→ **Directions for this task**
The answer must be an exact copy of every record.

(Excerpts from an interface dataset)
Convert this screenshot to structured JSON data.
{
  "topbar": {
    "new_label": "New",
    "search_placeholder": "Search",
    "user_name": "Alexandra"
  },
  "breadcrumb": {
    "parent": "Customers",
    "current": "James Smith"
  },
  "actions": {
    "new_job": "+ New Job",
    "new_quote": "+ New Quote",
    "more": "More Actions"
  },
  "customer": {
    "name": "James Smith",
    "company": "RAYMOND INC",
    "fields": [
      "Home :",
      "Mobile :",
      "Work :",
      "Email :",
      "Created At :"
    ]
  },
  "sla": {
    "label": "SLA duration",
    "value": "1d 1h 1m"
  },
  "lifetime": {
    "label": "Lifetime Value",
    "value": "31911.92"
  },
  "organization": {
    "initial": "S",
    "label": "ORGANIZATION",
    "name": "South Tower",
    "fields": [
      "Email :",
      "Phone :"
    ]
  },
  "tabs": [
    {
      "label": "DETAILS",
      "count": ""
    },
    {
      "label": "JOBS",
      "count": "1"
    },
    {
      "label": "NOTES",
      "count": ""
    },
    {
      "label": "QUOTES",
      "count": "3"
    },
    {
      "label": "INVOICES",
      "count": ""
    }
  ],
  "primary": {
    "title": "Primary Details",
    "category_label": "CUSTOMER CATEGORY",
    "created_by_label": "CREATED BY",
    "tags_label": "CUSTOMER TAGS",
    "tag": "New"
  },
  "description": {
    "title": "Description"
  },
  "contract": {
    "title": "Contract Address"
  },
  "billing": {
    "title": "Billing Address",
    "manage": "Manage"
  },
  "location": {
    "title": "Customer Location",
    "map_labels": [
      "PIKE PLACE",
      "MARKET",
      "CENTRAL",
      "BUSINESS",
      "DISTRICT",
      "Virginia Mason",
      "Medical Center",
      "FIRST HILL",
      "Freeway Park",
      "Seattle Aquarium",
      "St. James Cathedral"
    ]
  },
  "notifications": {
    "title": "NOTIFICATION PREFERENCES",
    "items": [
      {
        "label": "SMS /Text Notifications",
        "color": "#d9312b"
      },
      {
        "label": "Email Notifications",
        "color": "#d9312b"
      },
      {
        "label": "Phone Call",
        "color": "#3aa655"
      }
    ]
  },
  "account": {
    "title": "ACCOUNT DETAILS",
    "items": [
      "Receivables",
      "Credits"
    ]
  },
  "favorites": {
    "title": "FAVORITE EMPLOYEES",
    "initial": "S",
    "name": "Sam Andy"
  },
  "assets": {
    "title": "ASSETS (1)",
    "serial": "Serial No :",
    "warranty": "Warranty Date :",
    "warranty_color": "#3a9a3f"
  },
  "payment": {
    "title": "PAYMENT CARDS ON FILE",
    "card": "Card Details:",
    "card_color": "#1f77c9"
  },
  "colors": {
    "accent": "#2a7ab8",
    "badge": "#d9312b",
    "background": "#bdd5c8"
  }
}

→ **Task response**
Convert this screenshot to structured JSON data.
{
  "topbar": {
    "new_label": "New",
    "search_placeholder": "Search",
    "user_name": "Alexandra"
  },
  "breadcrumb": {
    "parent": "Customers",
    "current": "James Smith"
  },
  "actions": {
    "new_job": "+ New Job",
    "new_quote": "+ New Quote",
    "more": "More Actions"
  },
  "customer": {
    "name": "James Smith",
    "company": "RAYMOND INC",
    "fields": [
      "Home :",
      "Mobile :",
      "Work :",
      "Email :",
      "Created At :"
    ]
  },
  "sla": {
    "label": "SLA duration",
    "value": "1d 1h 1m"
  },
  "lifetime": {
    "label": "Lifetime Value",
    "value": "31911.92"
  },
  "organization": {
    "initial": "S",
    "label": "ORGANIZATION",
    "name": "South Tower",
    "fields": [
      "Email :",
      "Phone :"
    ]
  },
  "tabs": [
    {
      "label": "DETAILS",
      "count": ""
    },
    {
      "label": "JOBS",
      "count": "1"
    },
    {
      "label": "NOTES",
      "count": ""
    },
    {
      "label": "QUOTES",
      "count": "3"
    },
    {
      "label": "INVOICES",
      "count": ""
    }
  ],
  "primary": {
    "title": "Primary Details",
    "category_label": "CUSTOMER CATEGORY",
    "created_by_label": "CREATED BY",
    "tags_label": "CUSTOMER TAGS",
    "tag": "New"
  },
  "description": {
    "title": "Description"
  },
  "contract": {
    "title": "Contract Address"
  },
  "billing": {
    "title": "Billing Address",
    "manage": "Manage"
  },
  "location": {
    "title": "Customer Location",
    "map_labels": [
      "PIKE PLACE",
      "MARKET",
      "CENTRAL",
      "BUSINESS",
      "DISTRICT",
      "Virginia Mason",
      "Medical Center",
      "FIRST HILL",
      "Freeway Park",
      "Seattle Aquarium",
      "St. James Cathedral"
    ]
  },
  "notifications": {
    "title": "NOTIFICATION PREFERENCES",
    "items": [
      {
        "label": "SMS /Text Notifications",
        "color": "#d9312b"
      },
      {
        "label": "Email Notifications",
        "color": "#d9312b"
      },
      {
        "label": "Phone Call",
        "color": "#3aa655"
      }
    ]
  },
  "account": {
    "title": "ACCOUNT DETAILS",
    "items": [
      "Receivables",
      "Credits"
    ]
  },
  "favorites": {
    "title": "FAVORITE EMPLOYEES",
    "initial": "S",
    "name": "Sam Andy"
  },
  "assets": {
    "title": "ASSETS (1)",
    "serial": "Serial No :",
    "warranty": "Warranty Date :",
    "warranty_color": "#3a9a3f"
  },
  "payment": {
    "title": "PAYMENT CARDS ON FILE",
    "card": "Card Details:",
    "card_color": "#1f77c9"
  },
  "colors": {
    "accent": "#2a7ab8",
    "badge": "#d9312b",
    "background": "#bdd5c8"
  }
}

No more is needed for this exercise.